    In Maryland, injured workers can turn to either a public or private rehabilitation counselor. Public counselors work through the Maryland Division of Rehabilitation Services (DORS). When you’re assigned a rehabilitation counselor, you must advise him or her of your workers’ comp claim.


    Your vocational rehabilitation will begin with an in-depth interview with your assigned counselor. You can expect to answer plenty of questions about your background, including your education, certifications, professional licenses, and other credentials. You’ll also answer questions about your employment history, and any of your personal interests or hobbies that may influence the course of your future career. The counselor will consider your physical limitations or other aspects of your disability. Based on this information, your counselor will develop a personalized rehabilitation plan that includes actionable, specific goals. If you do not agree that the plan and its goals are appropriate for you, the plan will be submitted to a commissioner.

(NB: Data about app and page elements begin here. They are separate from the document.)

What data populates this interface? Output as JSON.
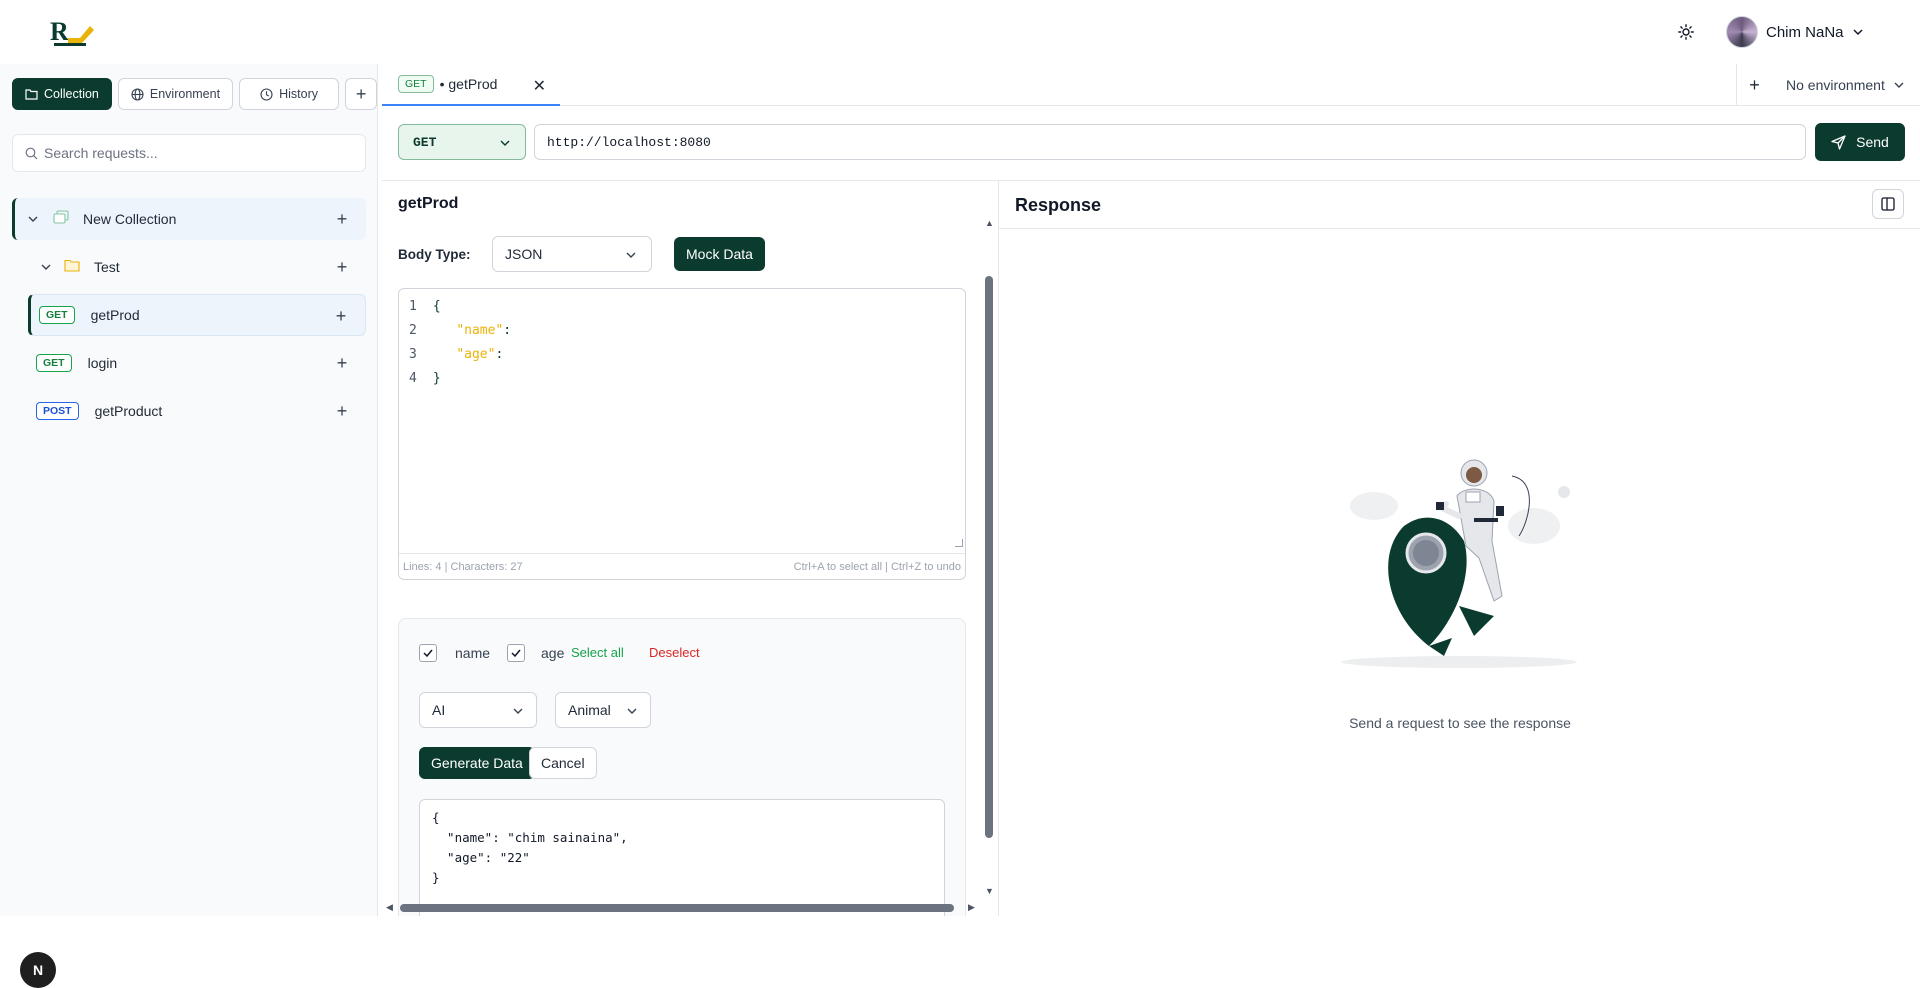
{
  "header": {
    "logo_text": "R",
    "user_name": "Chim NaNa"
  },
  "sidebar": {
    "tabs": [
      {
        "label": "Collection",
        "icon": "folder-icon",
        "active": true
      },
      {
        "label": "Environment",
        "icon": "globe-icon",
        "active": false
      },
      {
        "label": "History",
        "icon": "clock-icon",
        "active": false
      }
    ],
    "search_placeholder": "Search requests...",
    "collection": {
      "label": "New Collection"
    },
    "folder": {
      "label": "Test"
    },
    "requests": [
      {
        "method": "GET",
        "label": "getProd"
      },
      {
        "method": "GET",
        "label": "login"
      },
      {
        "method": "POST",
        "label": "getProduct"
      }
    ],
    "badge": "N"
  },
  "tabbar": {
    "tab_method": "GET",
    "tab_label": "• getProd",
    "environment": "No environment"
  },
  "request": {
    "method": "GET",
    "url": "http://localhost:8080",
    "send_label": "Send",
    "title": "getProd",
    "body_type_label": "Body Type:",
    "body_type": "JSON",
    "mock_button": "Mock Data",
    "code": [
      {
        "n": "1",
        "brace_open": "{",
        "key": "",
        "colon": "",
        "brace_close": ""
      },
      {
        "n": "2",
        "brace_open": "",
        "key": "\"name\"",
        "colon": ":",
        "brace_close": ""
      },
      {
        "n": "3",
        "brace_open": "",
        "key": "\"age\"",
        "colon": ":",
        "brace_close": ""
      },
      {
        "n": "4",
        "brace_open": "",
        "key": "",
        "colon": "",
        "brace_close": "}"
      }
    ],
    "editor_stats": "Lines: 4 | Characters: 27",
    "editor_hint": "Ctrl+A to select all | Ctrl+Z to undo"
  },
  "mock": {
    "fields": [
      {
        "label": "name",
        "checked": true
      },
      {
        "label": "age",
        "checked": true
      }
    ],
    "select_all": "Select all",
    "deselect": "Deselect",
    "source": "AI",
    "category": "Animal",
    "generate_label": "Generate Data",
    "cancel_label": "Cancel",
    "output": "{\n  \"name\": \"chim sainaina\",\n  \"age\": \"22\"\n}"
  },
  "response": {
    "title": "Response",
    "empty_message": "Send a request to see the response"
  },
  "colors": {
    "primary": "#0b3b2e",
    "get_green": "#15803d",
    "post_blue": "#1d4ed8",
    "json_key": "#eab308",
    "deselect_red": "#dc2626"
  }
}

  • Mistakes to Avoid After a Car Crash

    A car accident can be quite stressful, whether it’s a minor fender bender or a major wreck. The stressful nature of these situations increases the likelihood that drivers will make critical errors that may compromise their ability to obtain just compensation. To minimize this risk, it’s important that every driver understand exactly which steps to take and which mistakes to avoid because a car accident in Baltimore can occur at any time.

    Car Accidents in Glen Burnie, MD

    Apologizing to the Other Driver

    In the U.S., society tends to view apologies with high regard. It seems natural to apologize in many situations and this isn’t always seen as being an admission of fault. However, in the wake of a car accident, simply saying “I’m sorry,” or “I didn’t see you over there,” may compromise your claim. The other driver and the insurance company may try to claim that this statement is an admission of fault on your part and therefore, your rightful compensation may be denied or reduced. If the other driver displays anger or demands an apology, all you need to say is something similar to “Here’s my accident lawyer’s card. Please direct all of your questions to him or her.”

    Making a “Gentleman’s Agreement”

    If the car accident is minor and the damage is minimal, the other driver may ask you to make a verbal agreement with him or her to handle the situation without getting the police or insurance carriers involved. Making a gentleman’s agreement is never a good idea and it usually indicates that the other driver doesn’t have insurance. Always file a police report after a crash and notify the insurance company.

    Neglecting to Document the Scene Properly

    Most people know that they are supposed to exchange insurance information after a car accident. But many fail to take the additional step of documenting the scene. This evidence can be critical in substantiating your claim. Documenting an accident scene is straightforward. Take photos of all involved vehicles, the injuries, skid marks on the road, traffic signs and lights, and other significant features of the area. Ask eyewitnesses to provide their full names and contact information. If they have time, these witnesses may be willing to provide a written, signed statement before leaving the scene. Give your accident lawyer a copy of all of this evidence, as well as the police report.